Does maternal diet during pregnancy have any influence on health outcomes of children relating to allergies? How about when the mother is
breast-feeding that child? Does her diet then have an influence on the child’s health?
A recent review performed a meta-analysis on 42 studies with a total of greater than 40,000 children to see if maternal diet during pregnancy and during lactation (breast-feeding) played any role in the health of those children.
The studies included in the review varied in nature in terms of their experimental protocols: 11 were intervention studies, 26 were prospective cohort studies, 4 were retrospective cohort studies, and 1 was a case-controlled study. Comparing studies with different experimental designs can be somewhat problematic, but there are ways to compare on a more broad scale.
There were no significant differences overall in eczema or asthma cases in the offspring of mothers eating a diet free of common food allergens. Some of the studies did note some associations, though nothing statistically significant was found.
One of the few consistent associations found related to those mothers consuming diets containing a lot of fruits, vegetables, fish, Vitamin D-rich foods, and in general foods pertaining to the Mediterranean diet. Children of these mothers were found to be associated with a lower risk of allergic disease.
Foods in the diet of pregnant and lactating mothers that were associated with a higher risk of allergic disease in children included vegetable oil, margarine, nuts, and fast food.
While this meta-review did not find statistically significant differences, it does provide some insights that a Mediterranean-like diet may consistently provide some benefit to their offspring in terms of a reduction in allergic disease prevalence. It can be difficult to compare studies that used markedly different experimental designs after the fact, so this positive association should indicate a need for further research on this topic.
A new study published in the Canadian Medical Association Journal (CMAJ) by a large cohort of Spanish doctors and scientists found that the “Mediterranean diet”, like the diet frequently consumed by the French and other cultures throughout the Mediterranean area (think: French Paradox), is not correlated with the onset of metabolic syndrome, and in many cases actually reversed the condition in those experiences symptoms.
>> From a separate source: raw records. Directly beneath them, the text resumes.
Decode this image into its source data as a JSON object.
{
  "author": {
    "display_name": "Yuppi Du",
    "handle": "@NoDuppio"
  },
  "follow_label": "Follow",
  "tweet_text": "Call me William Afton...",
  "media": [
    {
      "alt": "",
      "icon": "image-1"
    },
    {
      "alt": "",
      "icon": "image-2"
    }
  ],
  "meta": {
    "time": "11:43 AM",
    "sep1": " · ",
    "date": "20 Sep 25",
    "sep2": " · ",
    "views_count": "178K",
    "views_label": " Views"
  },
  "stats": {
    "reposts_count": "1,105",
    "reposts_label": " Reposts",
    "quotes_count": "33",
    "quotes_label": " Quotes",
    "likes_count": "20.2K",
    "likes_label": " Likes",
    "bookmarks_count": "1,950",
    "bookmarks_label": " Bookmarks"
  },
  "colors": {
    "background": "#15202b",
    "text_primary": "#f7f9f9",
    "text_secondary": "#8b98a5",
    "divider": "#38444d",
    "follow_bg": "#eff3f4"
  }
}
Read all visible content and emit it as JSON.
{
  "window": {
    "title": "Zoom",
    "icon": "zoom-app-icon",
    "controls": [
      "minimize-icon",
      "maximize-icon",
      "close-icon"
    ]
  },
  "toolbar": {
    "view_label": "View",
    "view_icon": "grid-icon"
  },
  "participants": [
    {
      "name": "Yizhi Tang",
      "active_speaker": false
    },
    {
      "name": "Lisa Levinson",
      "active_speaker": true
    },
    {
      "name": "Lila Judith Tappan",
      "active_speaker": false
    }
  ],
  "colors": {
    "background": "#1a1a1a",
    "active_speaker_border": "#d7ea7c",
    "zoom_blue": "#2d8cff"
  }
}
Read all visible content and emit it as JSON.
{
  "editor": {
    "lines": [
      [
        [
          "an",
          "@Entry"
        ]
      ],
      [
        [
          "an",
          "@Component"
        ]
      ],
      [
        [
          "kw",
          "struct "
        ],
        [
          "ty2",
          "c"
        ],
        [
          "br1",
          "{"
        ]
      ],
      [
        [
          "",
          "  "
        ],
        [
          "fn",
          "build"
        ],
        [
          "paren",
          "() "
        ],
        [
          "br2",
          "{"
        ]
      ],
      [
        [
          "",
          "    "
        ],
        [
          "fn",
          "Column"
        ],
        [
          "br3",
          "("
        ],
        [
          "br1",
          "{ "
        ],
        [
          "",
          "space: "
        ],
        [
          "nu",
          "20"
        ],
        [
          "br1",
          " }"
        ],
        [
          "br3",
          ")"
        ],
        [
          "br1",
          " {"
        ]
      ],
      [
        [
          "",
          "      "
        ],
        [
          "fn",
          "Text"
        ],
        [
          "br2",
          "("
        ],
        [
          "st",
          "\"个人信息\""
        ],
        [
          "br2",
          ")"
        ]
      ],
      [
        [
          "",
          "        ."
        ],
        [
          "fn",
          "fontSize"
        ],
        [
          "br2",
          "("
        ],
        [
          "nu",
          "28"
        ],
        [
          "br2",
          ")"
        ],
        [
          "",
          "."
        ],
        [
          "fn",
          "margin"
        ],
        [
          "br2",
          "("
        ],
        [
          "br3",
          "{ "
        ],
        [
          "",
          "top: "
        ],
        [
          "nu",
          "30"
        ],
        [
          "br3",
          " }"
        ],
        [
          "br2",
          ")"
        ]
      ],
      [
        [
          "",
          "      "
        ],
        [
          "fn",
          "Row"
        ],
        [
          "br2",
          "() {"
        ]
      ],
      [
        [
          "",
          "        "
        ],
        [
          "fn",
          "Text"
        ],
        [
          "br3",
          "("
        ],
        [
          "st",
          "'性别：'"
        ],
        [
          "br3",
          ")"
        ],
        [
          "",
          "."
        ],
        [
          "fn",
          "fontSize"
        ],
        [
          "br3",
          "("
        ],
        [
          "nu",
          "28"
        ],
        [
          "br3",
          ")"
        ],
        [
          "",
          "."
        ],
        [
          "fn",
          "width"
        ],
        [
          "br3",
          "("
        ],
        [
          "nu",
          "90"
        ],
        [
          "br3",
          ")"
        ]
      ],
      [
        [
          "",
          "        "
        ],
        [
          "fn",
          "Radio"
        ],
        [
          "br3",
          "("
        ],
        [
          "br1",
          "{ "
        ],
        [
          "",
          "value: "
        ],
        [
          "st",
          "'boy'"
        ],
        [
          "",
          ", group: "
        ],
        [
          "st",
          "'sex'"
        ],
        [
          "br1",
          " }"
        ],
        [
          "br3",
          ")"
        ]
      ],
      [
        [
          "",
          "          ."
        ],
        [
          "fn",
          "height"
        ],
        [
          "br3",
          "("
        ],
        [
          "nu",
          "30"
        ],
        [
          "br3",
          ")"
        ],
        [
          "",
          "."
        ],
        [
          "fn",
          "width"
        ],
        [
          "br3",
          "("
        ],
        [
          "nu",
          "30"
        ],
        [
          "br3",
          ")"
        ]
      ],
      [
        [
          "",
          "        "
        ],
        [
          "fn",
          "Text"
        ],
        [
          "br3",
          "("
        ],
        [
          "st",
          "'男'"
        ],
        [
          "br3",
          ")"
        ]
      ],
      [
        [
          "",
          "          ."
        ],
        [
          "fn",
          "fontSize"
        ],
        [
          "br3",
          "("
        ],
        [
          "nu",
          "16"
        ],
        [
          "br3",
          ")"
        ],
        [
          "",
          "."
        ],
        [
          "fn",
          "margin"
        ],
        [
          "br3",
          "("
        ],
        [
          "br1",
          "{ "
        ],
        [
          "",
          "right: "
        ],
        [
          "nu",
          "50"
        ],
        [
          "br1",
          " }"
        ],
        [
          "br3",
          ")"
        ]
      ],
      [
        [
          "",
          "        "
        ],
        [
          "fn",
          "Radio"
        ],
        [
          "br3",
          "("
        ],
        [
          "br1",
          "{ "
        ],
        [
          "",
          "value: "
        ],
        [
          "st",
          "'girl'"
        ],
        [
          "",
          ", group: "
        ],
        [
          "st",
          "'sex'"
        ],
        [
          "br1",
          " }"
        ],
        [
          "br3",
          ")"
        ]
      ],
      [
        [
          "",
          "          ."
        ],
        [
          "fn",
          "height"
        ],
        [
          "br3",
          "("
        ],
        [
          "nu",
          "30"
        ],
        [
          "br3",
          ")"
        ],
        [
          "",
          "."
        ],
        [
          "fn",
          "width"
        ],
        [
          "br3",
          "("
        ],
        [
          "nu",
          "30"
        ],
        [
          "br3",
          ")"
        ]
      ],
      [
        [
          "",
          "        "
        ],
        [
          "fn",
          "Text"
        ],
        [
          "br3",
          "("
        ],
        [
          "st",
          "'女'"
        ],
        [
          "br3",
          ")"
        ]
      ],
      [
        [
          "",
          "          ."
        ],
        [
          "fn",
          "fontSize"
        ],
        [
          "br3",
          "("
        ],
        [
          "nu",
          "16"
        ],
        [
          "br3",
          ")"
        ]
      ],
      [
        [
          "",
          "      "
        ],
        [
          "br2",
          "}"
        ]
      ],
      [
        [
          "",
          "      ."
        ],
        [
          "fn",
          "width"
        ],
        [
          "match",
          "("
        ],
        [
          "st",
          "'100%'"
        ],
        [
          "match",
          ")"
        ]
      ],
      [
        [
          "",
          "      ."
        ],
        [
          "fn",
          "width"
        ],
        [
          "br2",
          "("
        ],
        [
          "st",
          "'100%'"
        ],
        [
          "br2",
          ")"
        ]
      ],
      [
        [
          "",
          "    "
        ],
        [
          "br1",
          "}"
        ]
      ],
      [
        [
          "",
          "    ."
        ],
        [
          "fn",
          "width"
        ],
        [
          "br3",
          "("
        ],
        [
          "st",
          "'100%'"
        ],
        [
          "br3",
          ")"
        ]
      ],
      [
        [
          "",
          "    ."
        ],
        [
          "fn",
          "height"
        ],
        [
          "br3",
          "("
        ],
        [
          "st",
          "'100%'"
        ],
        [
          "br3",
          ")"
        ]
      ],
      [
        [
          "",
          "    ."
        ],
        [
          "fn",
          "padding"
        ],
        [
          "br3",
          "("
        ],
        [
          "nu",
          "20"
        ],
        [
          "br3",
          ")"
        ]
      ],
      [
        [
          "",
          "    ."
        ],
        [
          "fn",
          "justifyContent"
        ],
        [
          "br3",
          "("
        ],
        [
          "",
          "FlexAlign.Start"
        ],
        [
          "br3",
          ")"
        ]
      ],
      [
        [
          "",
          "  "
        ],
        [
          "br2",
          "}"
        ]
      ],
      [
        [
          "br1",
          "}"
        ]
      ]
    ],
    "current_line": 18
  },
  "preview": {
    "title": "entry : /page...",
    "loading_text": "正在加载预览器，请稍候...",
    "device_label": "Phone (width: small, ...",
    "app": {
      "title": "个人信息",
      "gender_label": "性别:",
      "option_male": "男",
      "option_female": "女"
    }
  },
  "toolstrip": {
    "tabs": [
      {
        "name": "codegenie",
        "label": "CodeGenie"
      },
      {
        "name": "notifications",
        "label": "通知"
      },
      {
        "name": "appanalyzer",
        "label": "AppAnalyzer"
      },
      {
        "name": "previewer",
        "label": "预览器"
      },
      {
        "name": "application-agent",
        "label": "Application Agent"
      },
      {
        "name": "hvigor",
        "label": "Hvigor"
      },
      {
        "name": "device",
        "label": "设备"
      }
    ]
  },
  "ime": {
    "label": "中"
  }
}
Metabolic syndrome, also known as insulin resistance or pre-diabetes, is a common health problem in modern times that can be caused by obesity, sedentary behaviors, stress, and poor diet.
Building on the idea that the Mediterranean diet, as evident in the so-called French Paradox, somehow protects against these diet and weight-related disorders, Spanish researchers found that in looking at just shy of 6000 patients that were at a higher risk of cardiovascular disease, a Mediterranean diet featuring extra virgin olive oil and/or nuts prevented the signs and symptoms of metabolic syndrome from occurring. Additionally, a Mediterranean diet featuring extra virgin olive oil and/or nuts was also associated with the reversal of metabolic syndrome symptoms in those patients already exhibiting these characteristics at the beginning of the study.